And still, despite being around since the premier of White Zombie in 1932 and popularized to peak heights with the release of Night of the Living Dead in 1968, some directors are finding new and unique takes on the zombie movie genre. Case in point – Deadgirl. It is certainly a zombie film, but unlike any I’ve ever seen. No hoards of living dead, very little flesh consumption, no head shots, and no apocalypse. What does Deadgirl offer instead? Zombie sex. And lots of it.
Like most failed chick flicks, The Bounty Hunter is trying to juggle way more than it’s capable of. Amidst the central relationship between Nicole and Milo, there are peripheral goings-on that really doom the movie right from the start. Nicole (Jennifer Aniston) is a reporter investigating a suspicious murder within the New York City Police Department. She herself was recently arrested, but we don’t find out exactly why until the last fifteen minutes of the movie. The “big reveal” isn’t worth it at all. It’s just like the rest of the movie. Lame, lame, lame.

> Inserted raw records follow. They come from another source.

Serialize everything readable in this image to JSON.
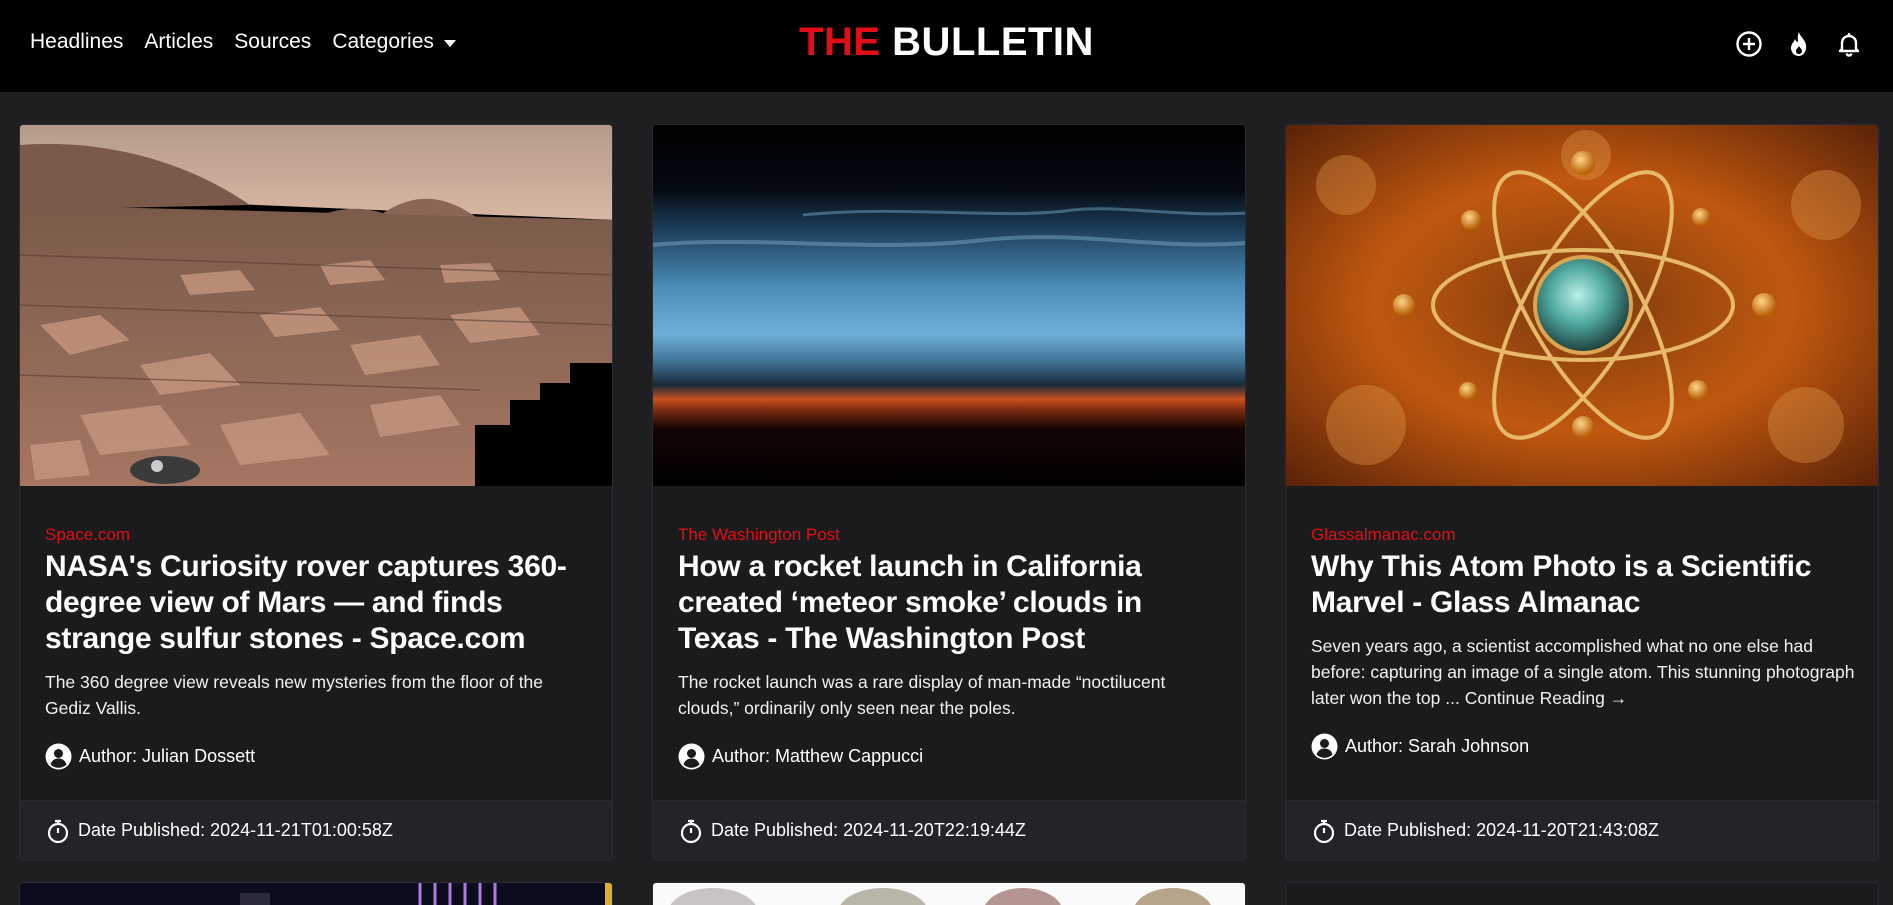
{
  "nav": {
    "links": [
      "Headlines",
      "Articles",
      "Sources"
    ],
    "categories_label": "Categories",
    "brand_the": "THE",
    "brand_bulletin": "BULLETIN",
    "icons": [
      "plus-circle-icon",
      "flame-icon",
      "bell-icon"
    ]
  },
  "colors": {
    "accent": "#e20d16",
    "background": "#1f1f22",
    "card": "#1b1b1e",
    "navbar": "#000000"
  },
  "cards": [
    {
      "source": "Space.com",
      "title": "NASA's Curiosity rover captures 360-degree view of Mars — and finds strange sulfur stones - Space.com",
      "description": "The 360 degree view reveals new mysteries from the floor of the Gediz Vallis.",
      "author": "Author: Julian Dossett",
      "date": "Date Published: 2024-11-21T01:00:58Z"
    },
    {
      "source": "The Washington Post",
      "title": "How a rocket launch in California created ‘meteor smoke’ clouds in Texas - The Washington Post",
      "description": "The rocket launch was a rare display of man-made “noctilucent clouds,” ordinarily only seen near the poles.",
      "author": "Author: Matthew Cappucci",
      "date": "Date Published: 2024-11-20T22:19:44Z"
    },
    {
      "source": "Glassalmanac.com",
      "title": "Why This Atom Photo is a Scientific Marvel - Glass Almanac",
      "description": "Seven years ago, a scientist accomplished what no one else had before: capturing an image of a single atom. This stunning photograph later won the top ... Continue Reading →",
      "author": "Author: Sarah Johnson",
      "date": "Date Published: 2024-11-20T21:43:08Z"
    }
  ]
}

Milo (Gerard Butler) is a former detective who was fired from the department and turned to bounty hunting. So he has a stake in uncovering that one of his best friends and ex-partner is innocent. He’s given the opportunity to track down his ex-wife and bring her in for a $5,000 reward, and jumps at the chance. A flimsy plot, yes, but it could have possibly worked on at least a mediocre level. But it never does. This is almost entirely because every single character (except for one) is severely unlikeable.